2. Figure out what you want to accomplish with a cover crop and what your next crop will be on that field. "If you want to use moisture in fall and spring and are going to soybean the following year, cereal rye is a great choice. If you want to create dark strips to help the soil warm up before corn, bio-strip till may be for you. Using a planter to seed radish and other cover crops such as faba bean or flax on 22- or 30-inch row spacing will move some residue aside and get a dark residue on the strips where you are going to plant corn. Tip: If seeding just radish, use a sugarbeet plate to seed at low rates."
3. Don't use any warm season species if seeding after Aug. 15 in the Northern Plains. "Having cover crops that will grow in cooler conditions and can tolerate some frost will give you more bang for your buck," Wick says. "Also, don't use clovers later in the season because they don't produce much grow and the seed is more expensive."
4. Drop the expensive species from the mix as you get later into the season. "After Sept. 1, I'm only seeding things like cereal rye or maybe barley," she says.
5. "Once you pick what you want to plant, take a look at herbicide residual and make sure what you want to seed will actually grow. "We have some guidelines on the NDSU Soil Health home-page (ndsu.edu/soilhealth) labeled as 'Cover crop herbicide residual information from Lee Briese, Centrol Ag Consultant.' Adjust accordingly so you don't waste money on seed that won't germinate," she says.
6. Consider your seeding method. "When flying on cover crops, use small seeds (radish, turnip, flax, dwarf essex rapeseed) and some kind of "carrier" such as cereal rye, winter wheat, barley or oats," Wick says. "Think about the seed weight of the carrier seed — for example, oats don't broadcast as far as cereal rye from a plane, so airplane passes need to be closer together when flying on oats. Also, bump up the rates when flying on seed versus seeding it in the ground."

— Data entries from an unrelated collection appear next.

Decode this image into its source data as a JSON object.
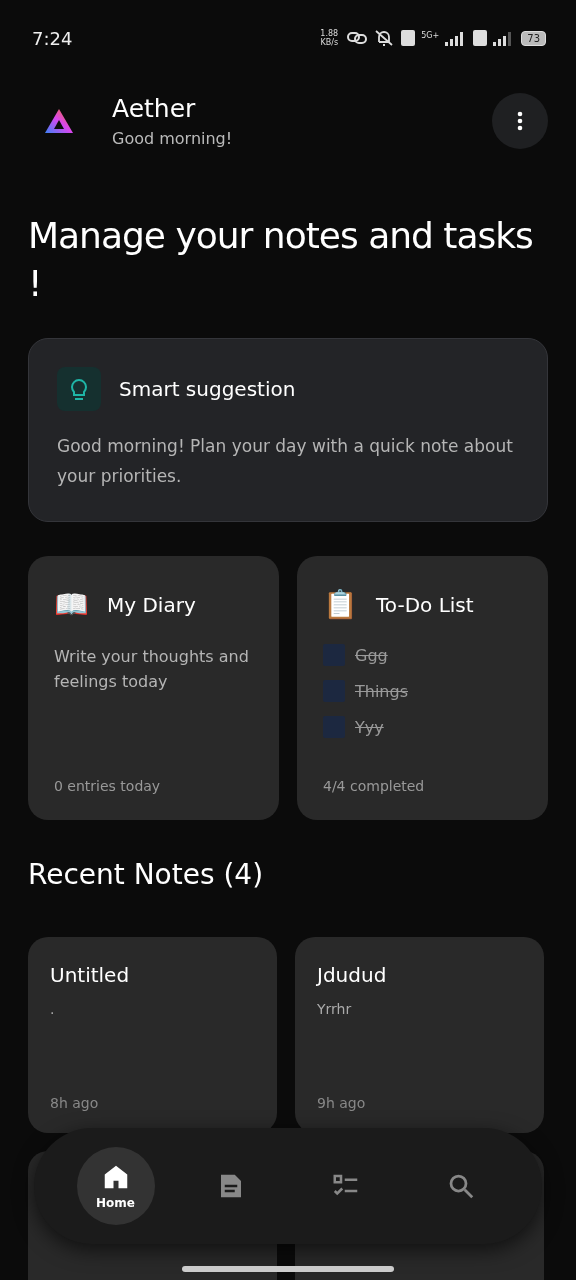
{
  "status_bar": {
    "time": "7:24",
    "net_speed": "1.88 KB/s",
    "network": "5G+",
    "battery": "73"
  },
  "header": {
    "app_name": "Aether",
    "greeting": "Good morning!"
  },
  "headline": "Manage your notes and tasks !",
  "suggestion": {
    "title": "Smart suggestion",
    "text": "Good morning! Plan your day with a quick note about your priorities."
  },
  "diary": {
    "icon": "📖",
    "title": "My Diary",
    "text": "Write your thoughts and feelings today",
    "footer": "0 entries today"
  },
  "todo": {
    "icon": "📋",
    "title": "To-Do List",
    "items": [
      {
        "label": "Ggg",
        "checked": true
      },
      {
        "label": "Things",
        "checked": true
      },
      {
        "label": "Yyy",
        "checked": true
      }
    ],
    "footer": "4/4 completed"
  },
  "recent_notes": {
    "title": "Recent Notes (4)",
    "notes": [
      {
        "title": "Untitled",
        "preview": ".",
        "time": "8h ago"
      },
      {
        "title": "Jdudud",
        "preview": "Yrrhr",
        "time": "9h ago"
      }
    ]
  },
  "nav": [
    {
      "kind": "home",
      "label": "Home",
      "selected": true
    },
    {
      "kind": "notes",
      "selected": false
    },
    {
      "kind": "tasks",
      "selected": false
    },
    {
      "kind": "search",
      "selected": false
    }
  ]
}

Wick suggests sharing what works and what doesn't
"We're always learning, so share what does and doesn't work on Twitter (tag @NDSUsoilhealth) or by sending me an email (firstname.lastname@example.org). Sharing what we learn is how we move forward with using cover crops quickly."